**WHAT YOU NEED TO DO**
All records are to be reproduced verbatim, with images omitted.
------------------------------------------------------------------------
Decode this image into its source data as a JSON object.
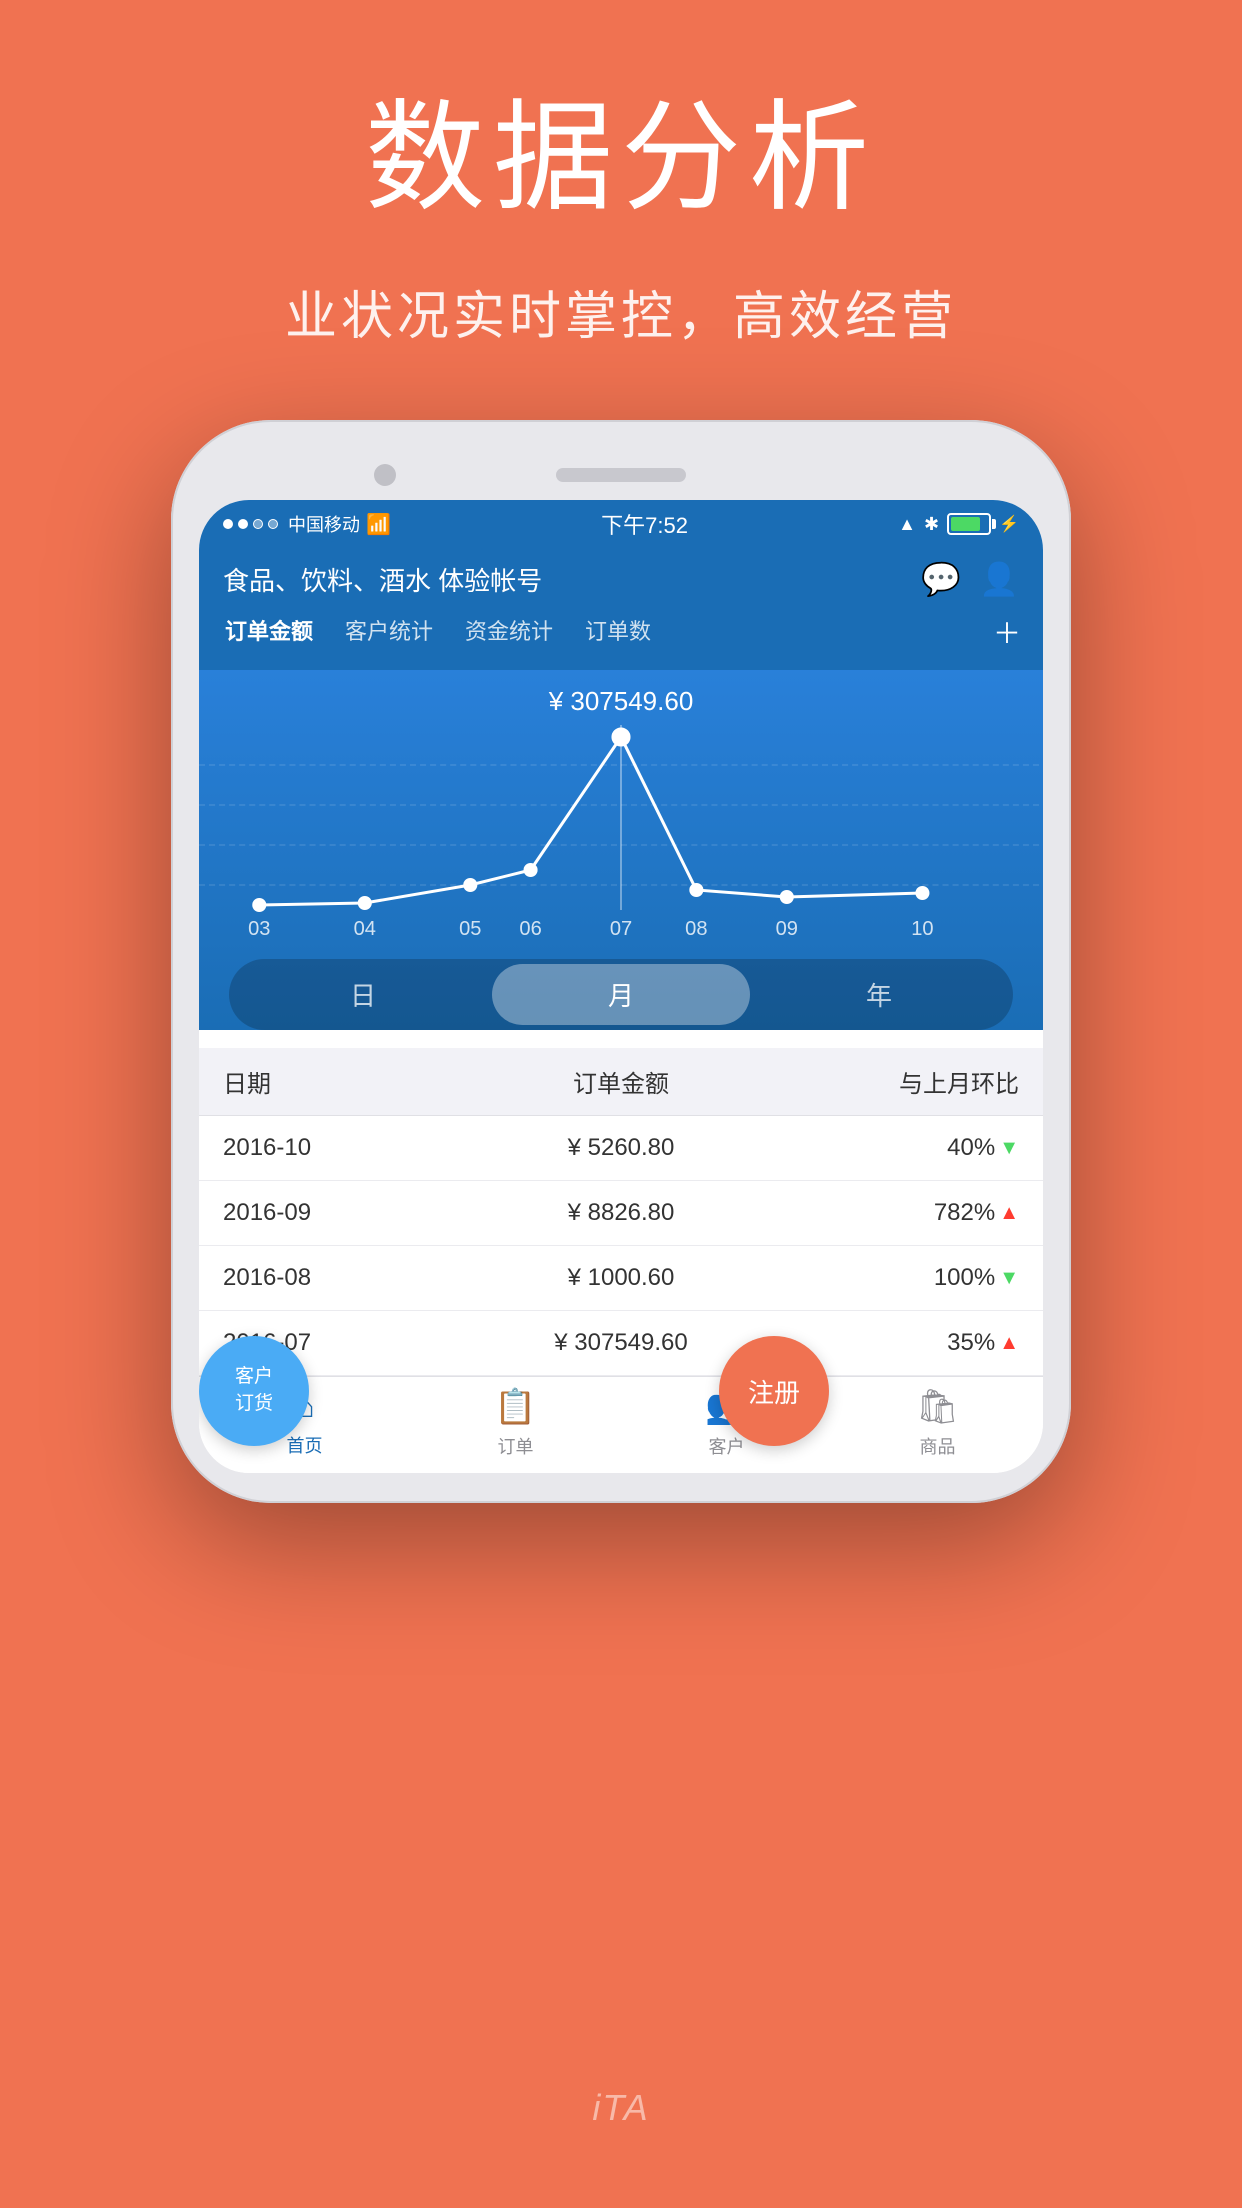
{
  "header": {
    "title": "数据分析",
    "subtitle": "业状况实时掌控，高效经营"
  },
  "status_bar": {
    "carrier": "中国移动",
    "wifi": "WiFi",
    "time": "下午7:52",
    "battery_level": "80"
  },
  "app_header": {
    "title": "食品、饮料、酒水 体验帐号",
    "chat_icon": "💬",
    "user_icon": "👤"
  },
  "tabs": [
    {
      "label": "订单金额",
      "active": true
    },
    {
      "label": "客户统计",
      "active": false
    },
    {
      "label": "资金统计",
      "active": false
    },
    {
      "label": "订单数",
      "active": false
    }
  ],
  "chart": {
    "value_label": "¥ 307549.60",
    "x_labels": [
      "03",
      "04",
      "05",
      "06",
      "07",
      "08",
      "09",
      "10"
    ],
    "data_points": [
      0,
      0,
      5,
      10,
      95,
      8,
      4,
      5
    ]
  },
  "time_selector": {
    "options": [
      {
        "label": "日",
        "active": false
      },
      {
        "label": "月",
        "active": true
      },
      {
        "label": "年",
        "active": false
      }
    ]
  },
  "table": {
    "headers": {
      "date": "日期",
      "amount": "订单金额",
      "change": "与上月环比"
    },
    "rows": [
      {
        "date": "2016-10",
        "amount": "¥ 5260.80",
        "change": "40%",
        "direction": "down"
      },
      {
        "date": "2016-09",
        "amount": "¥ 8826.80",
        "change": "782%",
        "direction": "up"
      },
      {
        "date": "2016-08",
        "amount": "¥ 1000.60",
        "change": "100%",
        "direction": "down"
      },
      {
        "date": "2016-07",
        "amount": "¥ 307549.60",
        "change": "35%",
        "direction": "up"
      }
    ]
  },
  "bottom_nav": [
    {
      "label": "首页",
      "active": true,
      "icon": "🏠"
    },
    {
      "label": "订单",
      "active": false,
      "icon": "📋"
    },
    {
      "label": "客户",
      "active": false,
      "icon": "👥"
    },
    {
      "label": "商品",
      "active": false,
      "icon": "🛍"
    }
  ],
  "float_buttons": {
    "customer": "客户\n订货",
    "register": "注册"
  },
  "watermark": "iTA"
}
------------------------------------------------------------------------
**OUTPUT FOR THIS EXERCISE**
Decode this image into its source data as a JSON object.
{
  "header": {
    "title": "数据分析",
    "subtitle": "业状况实时掌控，高效经营"
  },
  "status_bar": {
    "carrier": "中国移动",
    "wifi": "WiFi",
    "time": "下午7:52",
    "battery_level": "80"
  },
  "app_header": {
    "title": "食品、饮料、酒水 体验帐号",
    "chat_icon": "💬",
    "user_icon": "👤"
  },
  "tabs": [
    {
      "label": "订单金额",
      "active": true
    },
    {
      "label": "客户统计",
      "active": false
    },
    {
      "label": "资金统计",
      "active": false
    },
    {
      "label": "订单数",
      "active": false
    }
  ],
  "chart": {
    "value_label": "¥ 307549.60",
    "x_labels": [
      "03",
      "04",
      "05",
      "06",
      "07",
      "08",
      "09",
      "10"
    ],
    "data_points": [
      0,
      0,
      5,
      10,
      95,
      8,
      4,
      5
    ]
  },
  "time_selector": {
    "options": [
      {
        "label": "日",
        "active": false
      },
      {
        "label": "月",
        "active": true
      },
      {
        "label": "年",
        "active": false
      }
    ]
  },
  "table": {
    "headers": {
      "date": "日期",
      "amount": "订单金额",
      "change": "与上月环比"
    },
    "rows": [
      {
        "date": "2016-10",
        "amount": "¥ 5260.80",
        "change": "40%",
        "direction": "down"
      },
      {
        "date": "2016-09",
        "amount": "¥ 8826.80",
        "change": "782%",
        "direction": "up"
      },
      {
        "date": "2016-08",
        "amount": "¥ 1000.60",
        "change": "100%",
        "direction": "down"
      },
      {
        "date": "2016-07",
        "amount": "¥ 307549.60",
        "change": "35%",
        "direction": "up"
      }
    ]
  },
  "bottom_nav": [
    {
      "label": "首页",
      "active": true,
      "icon": "🏠"
    },
    {
      "label": "订单",
      "active": false,
      "icon": "📋"
    },
    {
      "label": "客户",
      "active": false,
      "icon": "👥"
    },
    {
      "label": "商品",
      "active": false,
      "icon": "🛍"
    }
  ],
  "float_buttons": {
    "customer": "客户\n订货",
    "register": "注册"
  },
  "watermark": "iTA"
}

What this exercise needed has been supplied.